# Component data from apps and pages:

◇ ◇ ◇ ◇

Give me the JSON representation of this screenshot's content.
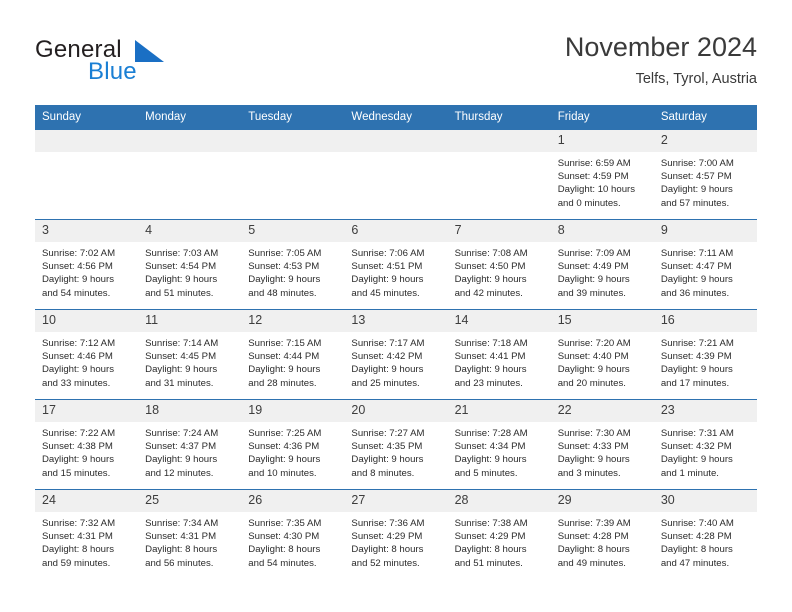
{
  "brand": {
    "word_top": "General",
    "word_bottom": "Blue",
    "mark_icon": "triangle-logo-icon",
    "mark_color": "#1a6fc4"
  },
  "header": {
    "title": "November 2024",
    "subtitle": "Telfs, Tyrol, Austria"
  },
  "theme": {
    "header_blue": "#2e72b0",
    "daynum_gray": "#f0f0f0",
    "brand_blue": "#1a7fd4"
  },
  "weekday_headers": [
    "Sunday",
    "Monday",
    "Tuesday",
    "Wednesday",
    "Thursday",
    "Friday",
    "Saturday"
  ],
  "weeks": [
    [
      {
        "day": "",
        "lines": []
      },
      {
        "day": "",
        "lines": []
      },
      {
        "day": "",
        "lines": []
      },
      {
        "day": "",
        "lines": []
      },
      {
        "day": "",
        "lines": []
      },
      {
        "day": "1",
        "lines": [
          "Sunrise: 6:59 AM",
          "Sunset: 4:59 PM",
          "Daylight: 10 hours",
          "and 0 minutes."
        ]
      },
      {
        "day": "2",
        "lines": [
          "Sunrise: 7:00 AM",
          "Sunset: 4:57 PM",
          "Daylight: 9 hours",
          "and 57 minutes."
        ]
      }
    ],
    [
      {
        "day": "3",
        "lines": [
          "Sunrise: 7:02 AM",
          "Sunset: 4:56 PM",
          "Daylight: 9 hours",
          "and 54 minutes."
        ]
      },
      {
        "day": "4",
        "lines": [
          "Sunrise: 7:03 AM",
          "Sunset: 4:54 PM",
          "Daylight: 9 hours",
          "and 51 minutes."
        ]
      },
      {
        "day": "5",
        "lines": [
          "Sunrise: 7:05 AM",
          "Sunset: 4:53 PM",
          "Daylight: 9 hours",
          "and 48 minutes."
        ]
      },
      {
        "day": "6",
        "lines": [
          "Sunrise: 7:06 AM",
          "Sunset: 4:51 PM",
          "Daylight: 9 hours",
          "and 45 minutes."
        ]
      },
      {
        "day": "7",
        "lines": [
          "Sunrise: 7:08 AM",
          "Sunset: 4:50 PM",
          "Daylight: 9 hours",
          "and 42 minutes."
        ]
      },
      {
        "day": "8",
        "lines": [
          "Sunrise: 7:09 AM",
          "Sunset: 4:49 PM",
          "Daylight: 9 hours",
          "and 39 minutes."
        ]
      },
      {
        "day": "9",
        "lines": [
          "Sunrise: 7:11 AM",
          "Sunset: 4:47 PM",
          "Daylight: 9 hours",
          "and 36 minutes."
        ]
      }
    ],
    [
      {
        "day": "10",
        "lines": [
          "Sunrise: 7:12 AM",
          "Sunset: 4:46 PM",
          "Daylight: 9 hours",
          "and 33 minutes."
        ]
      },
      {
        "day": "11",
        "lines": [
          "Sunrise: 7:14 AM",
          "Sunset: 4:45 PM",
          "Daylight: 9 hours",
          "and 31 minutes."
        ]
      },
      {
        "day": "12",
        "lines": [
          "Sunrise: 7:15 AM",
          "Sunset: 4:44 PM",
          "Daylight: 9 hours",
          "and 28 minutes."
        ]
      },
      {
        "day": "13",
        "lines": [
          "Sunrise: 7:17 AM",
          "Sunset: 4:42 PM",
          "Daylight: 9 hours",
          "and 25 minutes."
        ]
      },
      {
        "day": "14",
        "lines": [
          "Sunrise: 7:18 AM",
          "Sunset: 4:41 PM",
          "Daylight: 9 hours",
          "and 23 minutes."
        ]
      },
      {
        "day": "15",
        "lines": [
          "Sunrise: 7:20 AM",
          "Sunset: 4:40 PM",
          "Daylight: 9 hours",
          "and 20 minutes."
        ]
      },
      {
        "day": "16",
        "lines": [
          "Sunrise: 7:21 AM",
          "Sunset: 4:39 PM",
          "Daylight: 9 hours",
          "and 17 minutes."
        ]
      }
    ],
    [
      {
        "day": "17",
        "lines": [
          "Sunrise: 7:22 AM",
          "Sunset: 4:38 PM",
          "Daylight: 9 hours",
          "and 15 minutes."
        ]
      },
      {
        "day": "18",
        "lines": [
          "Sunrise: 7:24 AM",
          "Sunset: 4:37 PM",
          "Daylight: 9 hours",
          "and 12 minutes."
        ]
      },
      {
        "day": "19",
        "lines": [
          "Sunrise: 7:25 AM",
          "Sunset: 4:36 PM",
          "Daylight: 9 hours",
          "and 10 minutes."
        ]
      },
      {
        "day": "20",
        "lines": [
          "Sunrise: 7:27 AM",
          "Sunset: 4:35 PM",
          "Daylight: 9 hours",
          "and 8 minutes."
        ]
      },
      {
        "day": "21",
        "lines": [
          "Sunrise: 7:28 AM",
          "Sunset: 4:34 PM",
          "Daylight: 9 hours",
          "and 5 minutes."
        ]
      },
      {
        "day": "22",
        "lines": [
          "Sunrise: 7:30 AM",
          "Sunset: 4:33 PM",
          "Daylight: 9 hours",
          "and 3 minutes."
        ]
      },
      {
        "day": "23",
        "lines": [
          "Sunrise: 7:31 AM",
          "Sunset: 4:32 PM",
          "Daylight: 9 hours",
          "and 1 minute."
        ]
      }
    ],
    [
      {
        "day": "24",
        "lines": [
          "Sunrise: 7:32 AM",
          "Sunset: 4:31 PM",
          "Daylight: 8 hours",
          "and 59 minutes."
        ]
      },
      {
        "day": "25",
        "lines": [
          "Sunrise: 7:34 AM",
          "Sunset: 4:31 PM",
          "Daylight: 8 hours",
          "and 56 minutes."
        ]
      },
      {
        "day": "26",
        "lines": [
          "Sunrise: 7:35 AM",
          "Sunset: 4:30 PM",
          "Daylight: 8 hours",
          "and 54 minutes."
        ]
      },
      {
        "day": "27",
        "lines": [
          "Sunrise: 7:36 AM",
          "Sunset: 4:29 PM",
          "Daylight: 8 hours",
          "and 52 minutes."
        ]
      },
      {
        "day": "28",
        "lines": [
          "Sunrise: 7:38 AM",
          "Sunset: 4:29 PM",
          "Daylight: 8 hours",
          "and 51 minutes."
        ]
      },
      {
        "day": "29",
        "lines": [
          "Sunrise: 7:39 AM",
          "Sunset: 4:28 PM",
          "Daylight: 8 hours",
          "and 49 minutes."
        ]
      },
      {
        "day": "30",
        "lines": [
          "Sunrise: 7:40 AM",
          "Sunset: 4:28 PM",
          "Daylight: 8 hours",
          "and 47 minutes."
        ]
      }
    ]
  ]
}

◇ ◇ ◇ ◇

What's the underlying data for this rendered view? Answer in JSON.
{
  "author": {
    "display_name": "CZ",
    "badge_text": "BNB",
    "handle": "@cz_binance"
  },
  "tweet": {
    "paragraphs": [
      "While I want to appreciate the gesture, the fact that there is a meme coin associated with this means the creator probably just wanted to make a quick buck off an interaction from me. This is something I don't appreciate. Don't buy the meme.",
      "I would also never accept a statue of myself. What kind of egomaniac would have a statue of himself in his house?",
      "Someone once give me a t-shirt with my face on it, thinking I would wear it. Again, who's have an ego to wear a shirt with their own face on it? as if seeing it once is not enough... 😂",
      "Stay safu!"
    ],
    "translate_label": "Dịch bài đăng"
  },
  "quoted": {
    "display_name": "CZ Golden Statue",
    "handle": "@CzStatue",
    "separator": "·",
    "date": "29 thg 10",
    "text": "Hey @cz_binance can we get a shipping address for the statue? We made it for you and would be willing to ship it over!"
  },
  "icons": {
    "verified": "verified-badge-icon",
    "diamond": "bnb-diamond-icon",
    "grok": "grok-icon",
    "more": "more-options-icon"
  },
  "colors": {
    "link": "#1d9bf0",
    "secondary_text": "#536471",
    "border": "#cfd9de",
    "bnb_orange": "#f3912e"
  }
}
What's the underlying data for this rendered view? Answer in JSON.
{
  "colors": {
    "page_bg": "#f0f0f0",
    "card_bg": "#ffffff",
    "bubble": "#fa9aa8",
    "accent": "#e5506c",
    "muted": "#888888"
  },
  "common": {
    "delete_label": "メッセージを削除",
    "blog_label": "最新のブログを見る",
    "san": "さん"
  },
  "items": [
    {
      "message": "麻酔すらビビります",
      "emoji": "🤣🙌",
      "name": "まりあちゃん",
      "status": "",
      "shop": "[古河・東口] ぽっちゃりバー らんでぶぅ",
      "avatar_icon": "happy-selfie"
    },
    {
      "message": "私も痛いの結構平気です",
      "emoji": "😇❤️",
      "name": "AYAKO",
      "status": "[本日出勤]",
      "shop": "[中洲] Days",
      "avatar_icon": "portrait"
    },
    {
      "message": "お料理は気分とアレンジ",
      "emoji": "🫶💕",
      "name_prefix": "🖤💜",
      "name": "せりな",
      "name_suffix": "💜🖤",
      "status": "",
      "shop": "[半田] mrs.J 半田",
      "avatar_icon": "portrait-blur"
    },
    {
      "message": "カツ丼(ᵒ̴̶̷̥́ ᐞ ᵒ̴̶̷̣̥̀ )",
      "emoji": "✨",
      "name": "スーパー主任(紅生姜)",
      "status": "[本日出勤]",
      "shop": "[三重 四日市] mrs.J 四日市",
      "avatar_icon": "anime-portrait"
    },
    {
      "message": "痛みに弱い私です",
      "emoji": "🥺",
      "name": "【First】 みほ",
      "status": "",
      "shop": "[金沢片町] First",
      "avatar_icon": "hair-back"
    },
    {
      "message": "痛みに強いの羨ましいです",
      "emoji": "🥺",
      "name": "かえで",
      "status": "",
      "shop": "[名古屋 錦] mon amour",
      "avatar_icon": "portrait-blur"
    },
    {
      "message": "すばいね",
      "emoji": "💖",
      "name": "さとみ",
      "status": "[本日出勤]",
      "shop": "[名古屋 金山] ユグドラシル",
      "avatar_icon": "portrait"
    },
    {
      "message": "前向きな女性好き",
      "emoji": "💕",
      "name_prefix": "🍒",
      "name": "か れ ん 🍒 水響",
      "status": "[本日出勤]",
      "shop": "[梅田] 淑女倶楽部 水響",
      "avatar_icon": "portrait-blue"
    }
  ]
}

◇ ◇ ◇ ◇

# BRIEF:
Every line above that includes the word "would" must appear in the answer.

# FINAL ANSWER:
      "I would also never accept a statue of myself. What kind of egomaniac would have a statue of himself in his house?",
      "Someone once give me a t-shirt with my face on it, thinking I would wear it. Again, who's have an ego to wear a shirt with their own face on it? as if seeing it once is not enough... 😂",
    "text": "Hey @cz_binance can we get a shipping address for the statue? We made it for you and would be willing to ship it over!"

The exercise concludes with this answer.